# What to do
Please filter the entries for the word "назви" and copy every line that has it.

[Items from a dataset]
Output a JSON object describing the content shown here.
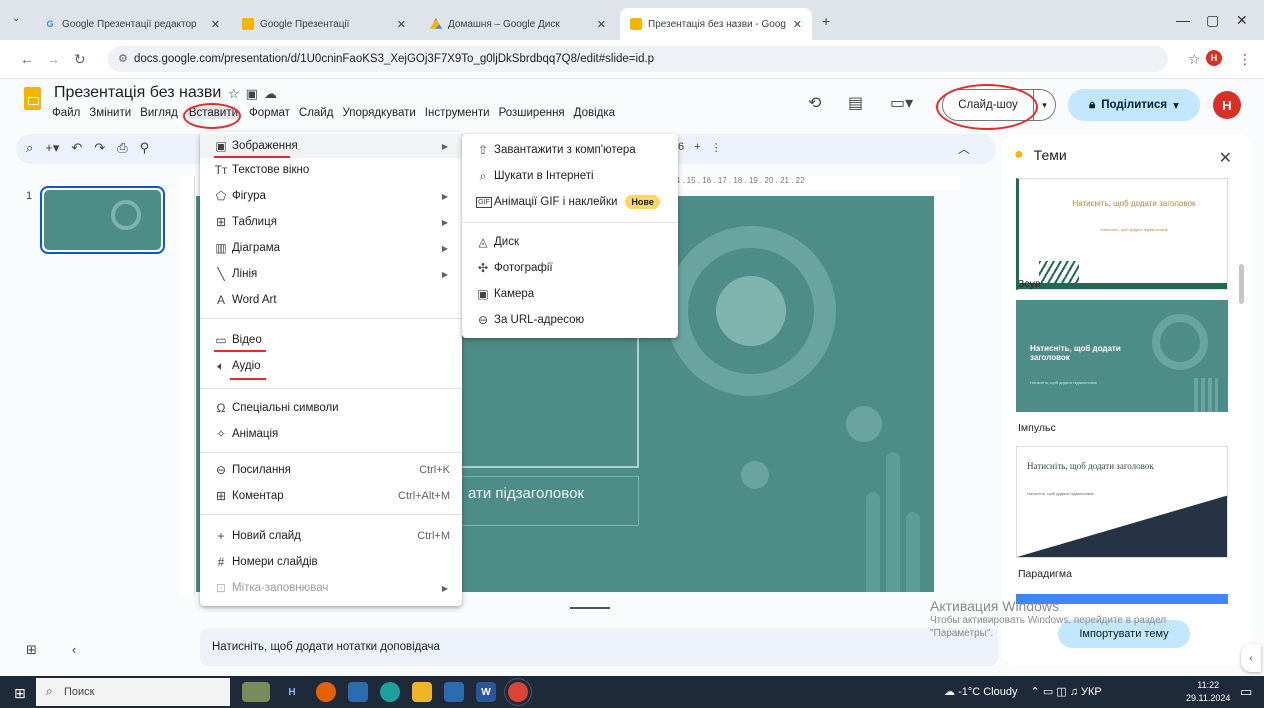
{
  "browser": {
    "tabs": [
      {
        "title": "Google Презентації редактор",
        "favicon": "google-g"
      },
      {
        "title": "Google Презентації",
        "favicon": "slides-icon"
      },
      {
        "title": "Домашня – Google Диск",
        "favicon": "drive-icon"
      },
      {
        "title": "Презентація без назви - Goog",
        "favicon": "slides-icon",
        "active": true
      }
    ],
    "url": "docs.google.com/presentation/d/1U0cninFaoKS3_XejGOj3F7X9To_g0ljDkSbrdbqq7Q8/edit#slide=id.p"
  },
  "doc": {
    "title": "Презентація без назви",
    "menus": [
      "Файл",
      "Змінити",
      "Вигляд",
      "Вставити",
      "Формат",
      "Слайд",
      "Упорядкувати",
      "Інструменти",
      "Розширення",
      "Довідка"
    ],
    "slideshow_label": "Слайд-шоу",
    "share_label": "Поділитися",
    "avatar_letter": "Н"
  },
  "toolbar": {
    "zoom_value": "6",
    "ruler_ticks": "3 . 14 . 15 . 16 . 17 . 18 . 19 . 20 . 21 . 22"
  },
  "filmstrip": {
    "slide_number": "1"
  },
  "slide": {
    "subtitle_placeholder": "ати підзаголовок"
  },
  "notes": {
    "placeholder": "Натисніть, щоб додати нотатки доповідача"
  },
  "insert_menu": {
    "items": [
      {
        "label": "Зображення",
        "icon": "image-icon",
        "submenu": true
      },
      {
        "label": "Текстове вікно",
        "icon": "text-box-icon"
      },
      {
        "label": "Фігура",
        "icon": "shape-icon",
        "submenu": true
      },
      {
        "label": "Таблиця",
        "icon": "table-icon",
        "submenu": true
      },
      {
        "label": "Діаграма",
        "icon": "chart-icon",
        "submenu": true
      },
      {
        "label": "Лінія",
        "icon": "line-icon",
        "submenu": true
      },
      {
        "label": "Word Art",
        "icon": "word-art-icon"
      },
      {
        "label": "Відео",
        "icon": "video-icon"
      },
      {
        "label": "Аудіо",
        "icon": "audio-icon"
      },
      {
        "label": "Спеціальні символи",
        "icon": "omega-icon"
      },
      {
        "label": "Анімація",
        "icon": "animation-icon"
      },
      {
        "label": "Посилання",
        "icon": "link-icon",
        "shortcut": "Ctrl+K"
      },
      {
        "label": "Коментар",
        "icon": "comment-icon",
        "shortcut": "Ctrl+Alt+M"
      },
      {
        "label": "Новий слайд",
        "icon": "plus-icon",
        "shortcut": "Ctrl+M"
      },
      {
        "label": "Номери слайдів",
        "icon": "hash-icon"
      },
      {
        "label": "Мітка-заповнювач",
        "icon": "placeholder-icon",
        "submenu": true,
        "disabled": true
      }
    ]
  },
  "image_submenu": {
    "items": [
      {
        "label": "Завантажити з комп'ютера",
        "icon": "upload-icon"
      },
      {
        "label": "Шукати в Інтернеті",
        "icon": "search-icon"
      },
      {
        "label": "Анімації GIF і наклейки",
        "icon": "gif-icon",
        "badge": "Нове"
      },
      {
        "label": "Диск",
        "icon": "drive-icon"
      },
      {
        "label": "Фотографії",
        "icon": "photos-icon"
      },
      {
        "label": "Камера",
        "icon": "camera-icon"
      },
      {
        "label": "За URL-адресою",
        "icon": "link-icon"
      }
    ]
  },
  "themes_panel": {
    "title": "Теми",
    "themes": [
      {
        "name": "",
        "preview_title": "Натисніть, щоб додати заголовок",
        "preview_subtitle": "Натисніть, щоб додати підзаголовок"
      },
      {
        "name": "Зсув",
        "preview_title": "Натисніть, щоб додати заголовок",
        "preview_subtitle": "Натисніть, щоб додати підзаголовок"
      },
      {
        "name": "Імпульс",
        "preview_title": "Натисніть, щоб додати заголовок",
        "preview_subtitle": "Натисніть, щоб додати підзаголовок"
      },
      {
        "name": "Парадигма",
        "preview_title": "",
        "preview_subtitle": ""
      }
    ],
    "import_label": "Імпортувати тему"
  },
  "watermark": {
    "line1": "Активация Windows",
    "line2": "Чтобы активировать Windows, перейдите в раздел \"Параметры\"."
  },
  "taskbar": {
    "search_label": "Поиск",
    "weather": "-1°C Cloudy",
    "lang": "УКР",
    "time": "11:22",
    "date": "29.11.2024"
  },
  "colors": {
    "slide_bg": "#4e8c88",
    "annotation_red": "#e52b2b",
    "share_btn": "#c2e7ff",
    "badge": "#fdd663"
  }
}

# Task output
        "title": "Презентація без назви - Goog",
    "title": "Презентація без назви",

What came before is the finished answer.